The same may not be said, wholeheartedly, for cornerback, which was the weakest position on a very good defense last season. If Josh Shaw moves back to safety, where he may be asked to replace Dion Bailey, USC would be pressed for cornerbacks that could play well—and fast.
Jackson could start by the fall.
Florida, on the other hand, is the diametric opposite. Vernon Hargreaves III was the best freshman cornerback in college football last season, and that clause might even hold true if you omit the word "freshman."
Even after losing Marcus Roberson and Loucheiz Purifoy, the Gators will have him for two more seasons, and they'll couple him with incoming 5-star cornerback Jalen Tabor, who looks about as game-ready as any player in the class of 2014. He enrolled early and will have the benefit of spring practice.
The depth chart is imposing behind (or next to) Tabor, as well. Young players like Brian Poole and Nick Washington will vie for playing time, as might 4-star recruit and fellow early enrollee Duke Dawson. Safety Cody Riggs may even slide over to his former position of cornerback, depending on how the other safeties progress.

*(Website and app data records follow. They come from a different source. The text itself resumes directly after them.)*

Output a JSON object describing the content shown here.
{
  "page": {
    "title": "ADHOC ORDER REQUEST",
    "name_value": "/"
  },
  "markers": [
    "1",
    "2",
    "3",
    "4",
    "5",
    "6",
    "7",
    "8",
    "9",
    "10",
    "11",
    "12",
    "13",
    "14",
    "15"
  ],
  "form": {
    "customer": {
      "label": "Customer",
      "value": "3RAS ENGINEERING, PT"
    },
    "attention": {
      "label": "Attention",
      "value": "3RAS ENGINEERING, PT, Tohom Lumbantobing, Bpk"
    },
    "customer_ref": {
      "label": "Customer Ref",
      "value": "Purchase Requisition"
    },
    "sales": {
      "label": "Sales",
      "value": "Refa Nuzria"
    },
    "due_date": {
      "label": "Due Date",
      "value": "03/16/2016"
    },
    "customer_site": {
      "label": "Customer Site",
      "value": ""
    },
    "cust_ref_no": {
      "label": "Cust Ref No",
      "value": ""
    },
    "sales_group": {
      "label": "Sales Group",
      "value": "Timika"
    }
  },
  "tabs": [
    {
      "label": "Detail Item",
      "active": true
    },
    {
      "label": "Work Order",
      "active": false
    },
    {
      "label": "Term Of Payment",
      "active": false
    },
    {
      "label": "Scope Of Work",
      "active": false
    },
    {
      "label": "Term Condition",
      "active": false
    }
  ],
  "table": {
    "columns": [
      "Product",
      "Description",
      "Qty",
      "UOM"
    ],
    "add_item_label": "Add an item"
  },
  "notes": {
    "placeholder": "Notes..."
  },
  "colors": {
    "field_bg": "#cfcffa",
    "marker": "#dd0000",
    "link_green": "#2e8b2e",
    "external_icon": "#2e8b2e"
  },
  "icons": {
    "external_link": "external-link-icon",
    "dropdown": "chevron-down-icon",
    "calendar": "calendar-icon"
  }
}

Few teams are as set in the secondary as Florida, both now and for the next few years.
Because of that, and because of its absence of quality receiving options, Jackson might very well be asked to play receiver at Florida. Worse yet, he might be placed in some sort of offense-defense purgatory, like Will Muschamp did with Purifoy, which would ultimately hinder his development at both spots.
If Jackson wants to be a receiver at the next level, Florida might actually be his better fit.
He's also a big-time track star, so the Gators' esteemed track and field program might come into play for his decision. On matters external to "where will he flourish the most at cornerback," Florida seems more and more like the better option.
Only Jackson can answer those questions about his future, about where he sees it heading and how big of a deal playing offense and running track are to his decision. No one else can get into his head.
But given the information we have, which includes a projection to play defense at the next level, Jackson would likely be best-served staying at home and following the footsteps of so many Serra alums.
He is precisely what USC (or any defense) needs to combat the spread attacks of Oregon and Arizona State—both of which scored 62 points the last time they played the Trojans.
Some might crudely define what Jackson has as "SEC speed," and he'd no doubt be one of the fastest players in that league. He'll be one of the fastest players in the country.
But if he's to play cornerback in college, and if he wants to put it on display as soon as possible, that speed might actually be better served out West.
Follow Brian Leigh on Twitter: @BLeighDAT